Work request >> Print again, word for word, all of the records below, and leave the pictures out.

Records to process >>
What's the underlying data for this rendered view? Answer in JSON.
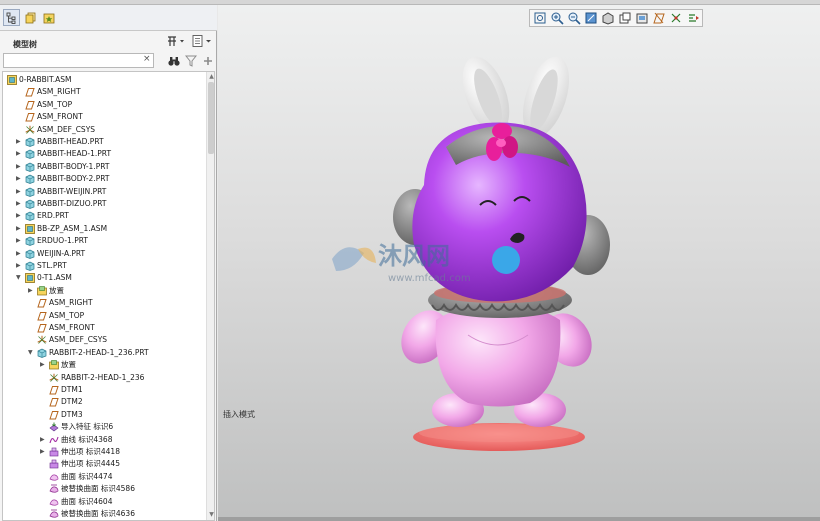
{
  "navigator": {
    "tabs": [
      {
        "icon": "model-tree-icon"
      },
      {
        "icon": "folder-browser-icon"
      },
      {
        "icon": "favorites-icon"
      }
    ],
    "tree_title": "模型树",
    "search": {
      "value": "",
      "placeholder": "",
      "clear_glyph": "×"
    }
  },
  "tree": [
    {
      "label": "0-RABBIT.ASM",
      "icon": "assembly-icon",
      "level": 0,
      "expander": ""
    },
    {
      "label": "ASM_RIGHT",
      "icon": "datum-plane-icon",
      "level": 1,
      "expander": ""
    },
    {
      "label": "ASM_TOP",
      "icon": "datum-plane-icon",
      "level": 1,
      "expander": ""
    },
    {
      "label": "ASM_FRONT",
      "icon": "datum-plane-icon",
      "level": 1,
      "expander": ""
    },
    {
      "label": "ASM_DEF_CSYS",
      "icon": "csys-icon",
      "level": 1,
      "expander": ""
    },
    {
      "label": "RABBIT-HEAD.PRT",
      "icon": "part-icon",
      "level": 1,
      "expander": "▶"
    },
    {
      "label": "RABBIT-HEAD-1.PRT",
      "icon": "part-icon",
      "level": 1,
      "expander": "▶"
    },
    {
      "label": "RABBIT-BODY-1.PRT",
      "icon": "part-icon",
      "level": 1,
      "expander": "▶"
    },
    {
      "label": "RABBIT-BODY-2.PRT",
      "icon": "part-icon",
      "level": 1,
      "expander": "▶"
    },
    {
      "label": "RABBIT-WEIJIN.PRT",
      "icon": "part-icon",
      "level": 1,
      "expander": "▶"
    },
    {
      "label": "RABBIT-DIZUO.PRT",
      "icon": "part-icon",
      "level": 1,
      "expander": "▶"
    },
    {
      "label": "ERD.PRT",
      "icon": "part-icon",
      "level": 1,
      "expander": "▶"
    },
    {
      "label": "BB-ZP_ASM_1.ASM",
      "icon": "assembly-icon",
      "level": 1,
      "expander": "▶"
    },
    {
      "label": "ERDUO-1.PRT",
      "icon": "part-icon",
      "level": 1,
      "expander": "▶"
    },
    {
      "label": "WEIJIN-A.PRT",
      "icon": "part-icon",
      "level": 1,
      "expander": "▶"
    },
    {
      "label": "STL.PRT",
      "icon": "part-icon",
      "level": 1,
      "expander": "▶"
    },
    {
      "label": "0-T1.ASM",
      "icon": "assembly-icon",
      "level": 1,
      "expander": "▼"
    },
    {
      "label": "放置",
      "icon": "placement-icon",
      "level": 2,
      "expander": "▶"
    },
    {
      "label": "ASM_RIGHT",
      "icon": "datum-plane-icon",
      "level": 2,
      "expander": ""
    },
    {
      "label": "ASM_TOP",
      "icon": "datum-plane-icon",
      "level": 2,
      "expander": ""
    },
    {
      "label": "ASM_FRONT",
      "icon": "datum-plane-icon",
      "level": 2,
      "expander": ""
    },
    {
      "label": "ASM_DEF_CSYS",
      "icon": "csys-icon",
      "level": 2,
      "expander": ""
    },
    {
      "label": "RABBIT-2-HEAD-1_236.PRT",
      "icon": "part-icon",
      "level": 2,
      "expander": "▼"
    },
    {
      "label": "放置",
      "icon": "placement-icon",
      "level": 3,
      "expander": "▶"
    },
    {
      "label": "RABBIT-2-HEAD-1_236",
      "icon": "csys-icon",
      "level": 3,
      "expander": ""
    },
    {
      "label": "DTM1",
      "icon": "datum-plane-icon",
      "level": 3,
      "expander": ""
    },
    {
      "label": "DTM2",
      "icon": "datum-plane-icon",
      "level": 3,
      "expander": ""
    },
    {
      "label": "DTM3",
      "icon": "datum-plane-icon",
      "level": 3,
      "expander": ""
    },
    {
      "label": "导入特征 标识6",
      "icon": "import-feature-icon",
      "level": 3,
      "expander": ""
    },
    {
      "label": "曲线 标识4368",
      "icon": "curve-icon",
      "level": 3,
      "expander": "▶"
    },
    {
      "label": "伸出项 标识4418",
      "icon": "protrusion-icon",
      "level": 3,
      "expander": "▶"
    },
    {
      "label": "伸出项 标识4445",
      "icon": "protrusion-icon",
      "level": 3,
      "expander": ""
    },
    {
      "label": "曲面 标识4474",
      "icon": "surface-icon",
      "level": 3,
      "expander": ""
    },
    {
      "label": "被替换曲面 标识4586",
      "icon": "replaced-surface-icon",
      "level": 3,
      "expander": ""
    },
    {
      "label": "曲面 标识4604",
      "icon": "surface-icon",
      "level": 3,
      "expander": ""
    },
    {
      "label": "被替换曲面 标识4636",
      "icon": "replaced-surface-icon",
      "level": 3,
      "expander": ""
    }
  ],
  "graphics": {
    "mode_text": "插入模式",
    "view_toolbar": [
      "refit-icon",
      "zoom-in-icon",
      "zoom-out-icon",
      "repaint-icon",
      "display-style-icon",
      "saved-views-icon",
      "view-manager-icon",
      "datum-display-icon",
      "spin-center-icon",
      "annotation-display-icon"
    ],
    "watermark": {
      "brand": "沐风网",
      "url": "www.mfcad.com"
    }
  },
  "colors": {
    "model_purple": "#b344e8",
    "model_pink": "#f2a7e6",
    "base_red": "#f0706e",
    "ears_white": "#f7f7f7",
    "bow_magenta": "#e81f9b",
    "collar_gray": "#7a7a7a"
  }
}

Answer section >>
What's the underlying data for this rendered view? Answer in JSON.
{
  "navigator": {
    "tabs": [
      {
        "icon": "model-tree-icon"
      },
      {
        "icon": "folder-browser-icon"
      },
      {
        "icon": "favorites-icon"
      }
    ],
    "tree_title": "模型树",
    "search": {
      "value": "",
      "placeholder": "",
      "clear_glyph": "×"
    }
  },
  "tree": [
    {
      "label": "0-RABBIT.ASM",
      "icon": "assembly-icon",
      "level": 0,
      "expander": ""
    },
    {
      "label": "ASM_RIGHT",
      "icon": "datum-plane-icon",
      "level": 1,
      "expander": ""
    },
    {
      "label": "ASM_TOP",
      "icon": "datum-plane-icon",
      "level": 1,
      "expander": ""
    },
    {
      "label": "ASM_FRONT",
      "icon": "datum-plane-icon",
      "level": 1,
      "expander": ""
    },
    {
      "label": "ASM_DEF_CSYS",
      "icon": "csys-icon",
      "level": 1,
      "expander": ""
    },
    {
      "label": "RABBIT-HEAD.PRT",
      "icon": "part-icon",
      "level": 1,
      "expander": "▶"
    },
    {
      "label": "RABBIT-HEAD-1.PRT",
      "icon": "part-icon",
      "level": 1,
      "expander": "▶"
    },
    {
      "label": "RABBIT-BODY-1.PRT",
      "icon": "part-icon",
      "level": 1,
      "expander": "▶"
    },
    {
      "label": "RABBIT-BODY-2.PRT",
      "icon": "part-icon",
      "level": 1,
      "expander": "▶"
    },
    {
      "label": "RABBIT-WEIJIN.PRT",
      "icon": "part-icon",
      "level": 1,
      "expander": "▶"
    },
    {
      "label": "RABBIT-DIZUO.PRT",
      "icon": "part-icon",
      "level": 1,
      "expander": "▶"
    },
    {
      "label": "ERD.PRT",
      "icon": "part-icon",
      "level": 1,
      "expander": "▶"
    },
    {
      "label": "BB-ZP_ASM_1.ASM",
      "icon": "assembly-icon",
      "level": 1,
      "expander": "▶"
    },
    {
      "label": "ERDUO-1.PRT",
      "icon": "part-icon",
      "level": 1,
      "expander": "▶"
    },
    {
      "label": "WEIJIN-A.PRT",
      "icon": "part-icon",
      "level": 1,
      "expander": "▶"
    },
    {
      "label": "STL.PRT",
      "icon": "part-icon",
      "level": 1,
      "expander": "▶"
    },
    {
      "label": "0-T1.ASM",
      "icon": "assembly-icon",
      "level": 1,
      "expander": "▼"
    },
    {
      "label": "放置",
      "icon": "placement-icon",
      "level": 2,
      "expander": "▶"
    },
    {
      "label": "ASM_RIGHT",
      "icon": "datum-plane-icon",
      "level": 2,
      "expander": ""
    },
    {
      "label": "ASM_TOP",
      "icon": "datum-plane-icon",
      "level": 2,
      "expander": ""
    },
    {
      "label": "ASM_FRONT",
      "icon": "datum-plane-icon",
      "level": 2,
      "expander": ""
    },
    {
      "label": "ASM_DEF_CSYS",
      "icon": "csys-icon",
      "level": 2,
      "expander": ""
    },
    {
      "label": "RABBIT-2-HEAD-1_236.PRT",
      "icon": "part-icon",
      "level": 2,
      "expander": "▼"
    },
    {
      "label": "放置",
      "icon": "placement-icon",
      "level": 3,
      "expander": "▶"
    },
    {
      "label": "RABBIT-2-HEAD-1_236",
      "icon": "csys-icon",
      "level": 3,
      "expander": ""
    },
    {
      "label": "DTM1",
      "icon": "datum-plane-icon",
      "level": 3,
      "expander": ""
    },
    {
      "label": "DTM2",
      "icon": "datum-plane-icon",
      "level": 3,
      "expander": ""
    },
    {
      "label": "DTM3",
      "icon": "datum-plane-icon",
      "level": 3,
      "expander": ""
    },
    {
      "label": "导入特征 标识6",
      "icon": "import-feature-icon",
      "level": 3,
      "expander": ""
    },
    {
      "label": "曲线 标识4368",
      "icon": "curve-icon",
      "level": 3,
      "expander": "▶"
    },
    {
      "label": "伸出项 标识4418",
      "icon": "protrusion-icon",
      "level": 3,
      "expander": "▶"
    },
    {
      "label": "伸出项 标识4445",
      "icon": "protrusion-icon",
      "level": 3,
      "expander": ""
    },
    {
      "label": "曲面 标识4474",
      "icon": "surface-icon",
      "level": 3,
      "expander": ""
    },
    {
      "label": "被替换曲面 标识4586",
      "icon": "replaced-surface-icon",
      "level": 3,
      "expander": ""
    },
    {
      "label": "曲面 标识4604",
      "icon": "surface-icon",
      "level": 3,
      "expander": ""
    },
    {
      "label": "被替换曲面 标识4636",
      "icon": "replaced-surface-icon",
      "level": 3,
      "expander": ""
    }
  ],
  "graphics": {
    "mode_text": "插入模式",
    "view_toolbar": [
      "refit-icon",
      "zoom-in-icon",
      "zoom-out-icon",
      "repaint-icon",
      "display-style-icon",
      "saved-views-icon",
      "view-manager-icon",
      "datum-display-icon",
      "spin-center-icon",
      "annotation-display-icon"
    ],
    "watermark": {
      "brand": "沐风网",
      "url": "www.mfcad.com"
    }
  },
  "colors": {
    "model_purple": "#b344e8",
    "model_pink": "#f2a7e6",
    "base_red": "#f0706e",
    "ears_white": "#f7f7f7",
    "bow_magenta": "#e81f9b",
    "collar_gray": "#7a7a7a"
  }
}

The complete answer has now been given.